### DATASET RECORDS
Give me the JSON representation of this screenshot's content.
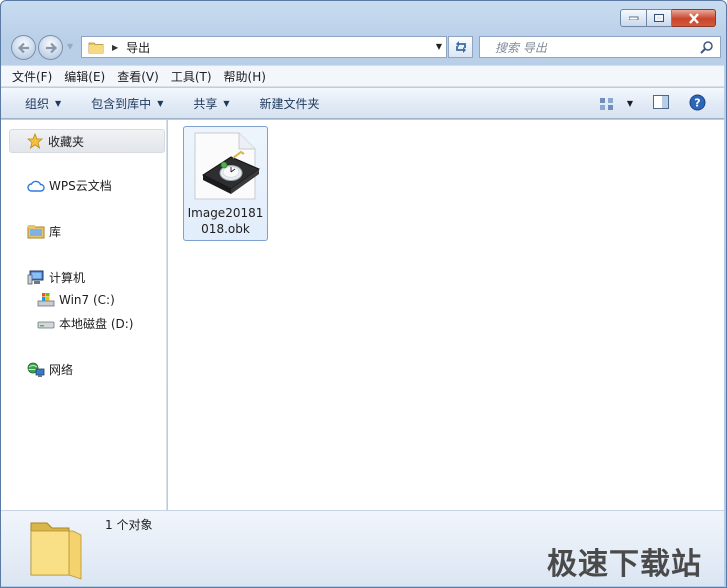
{
  "titlebar": {
    "minimize_icon": "minimize-icon",
    "maximize_icon": "maximize-icon",
    "close_icon": "close-icon"
  },
  "address_bar": {
    "breadcrumb": [
      "导出"
    ],
    "search_placeholder": "搜索 导出"
  },
  "menu": [
    {
      "label": "文件(F)"
    },
    {
      "label": "编辑(E)"
    },
    {
      "label": "查看(V)"
    },
    {
      "label": "工具(T)"
    },
    {
      "label": "帮助(H)"
    }
  ],
  "toolbar": {
    "organize": "组织",
    "include_in_library": "包含到库中",
    "share": "共享",
    "new_folder": "新建文件夹"
  },
  "nav": {
    "favorites": "收藏夹",
    "wps_cloud": "WPS云文档",
    "libraries": "库",
    "computer": "计算机",
    "drive_c": "Win7 (C:)",
    "drive_d": "本地磁盘 (D:)",
    "network": "网络"
  },
  "files": [
    {
      "name": "Image20181018.obk",
      "icon": "obk-file-icon"
    }
  ],
  "details": {
    "count": "1 个对象"
  },
  "watermark": "极速下载站",
  "colors": {
    "window_frame": "#b9cfe8",
    "selection": "#7da2ce",
    "close_button": "#c8452c"
  }
}
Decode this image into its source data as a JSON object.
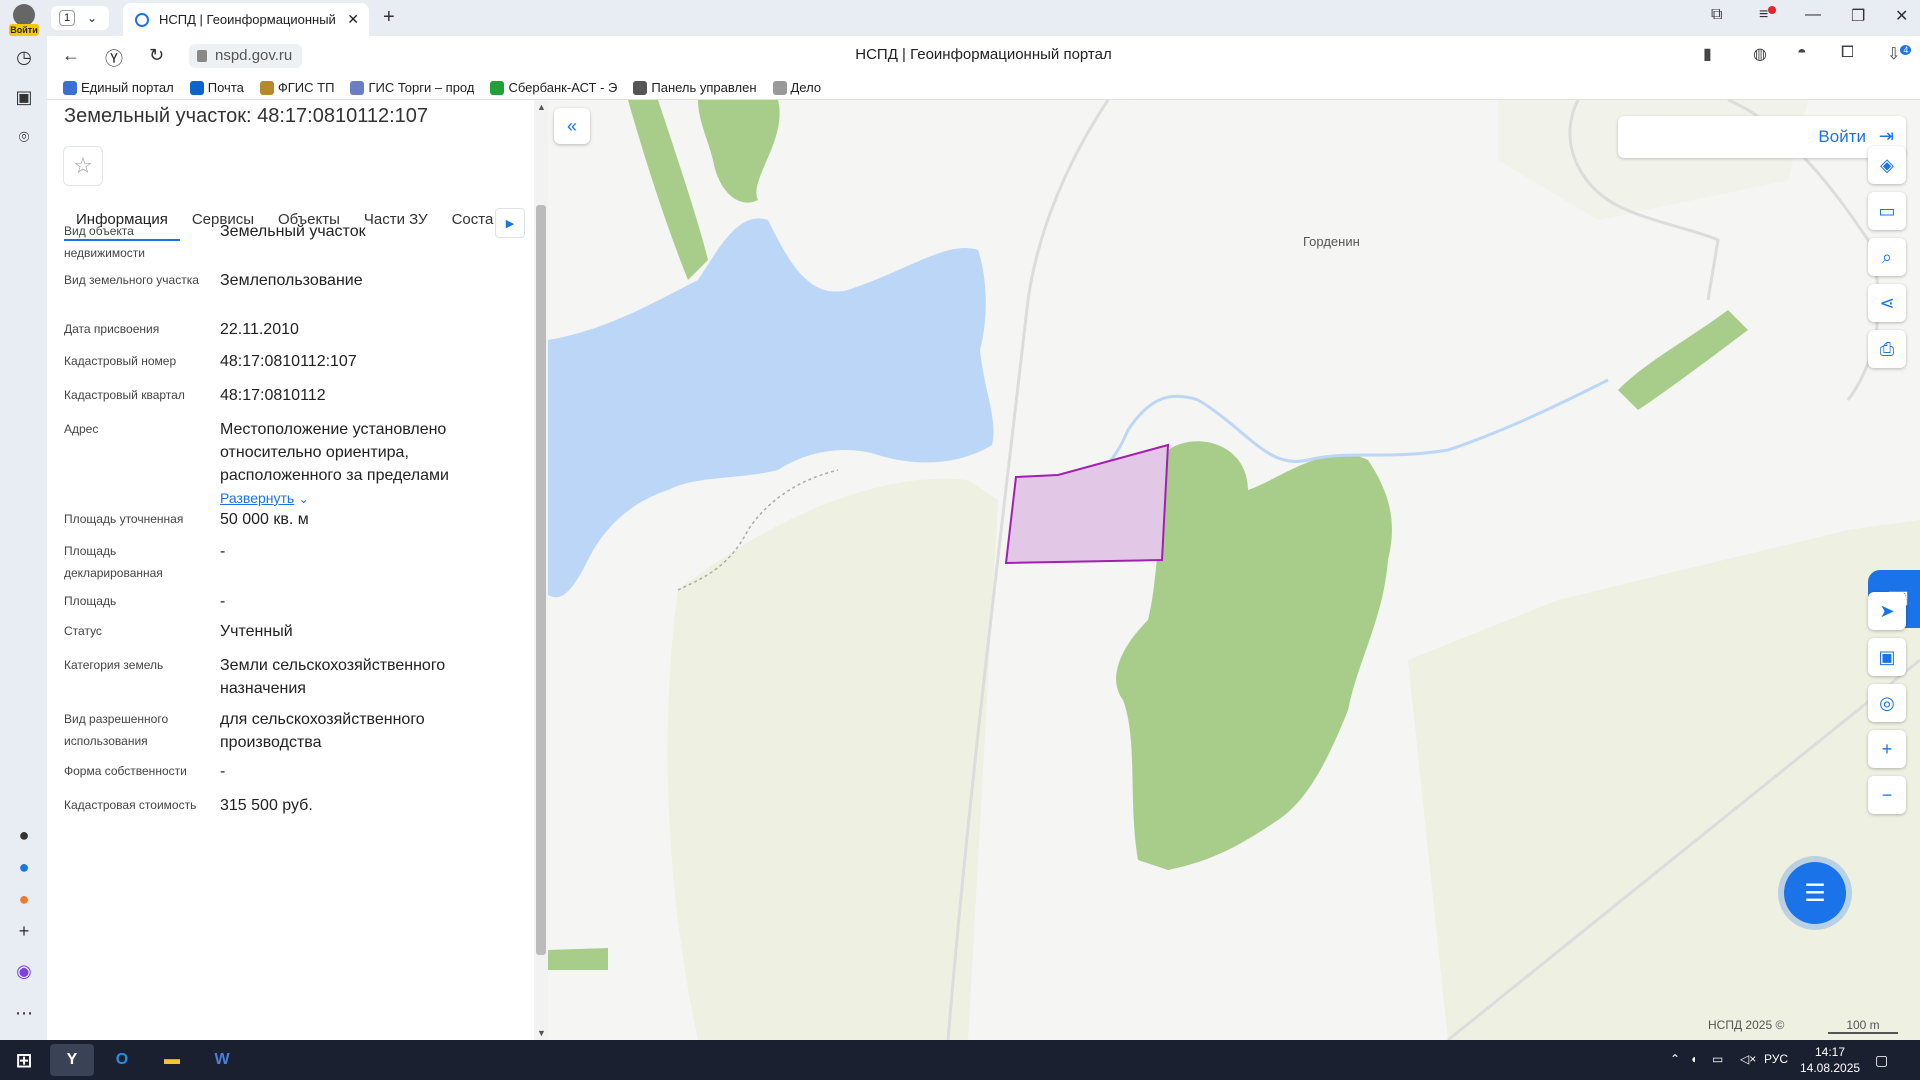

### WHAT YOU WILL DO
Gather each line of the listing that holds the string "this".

### EXERCISE OUTPUT
Give me the JSON representation of this screenshot's content.
Decode this image into its source data as a JSON object.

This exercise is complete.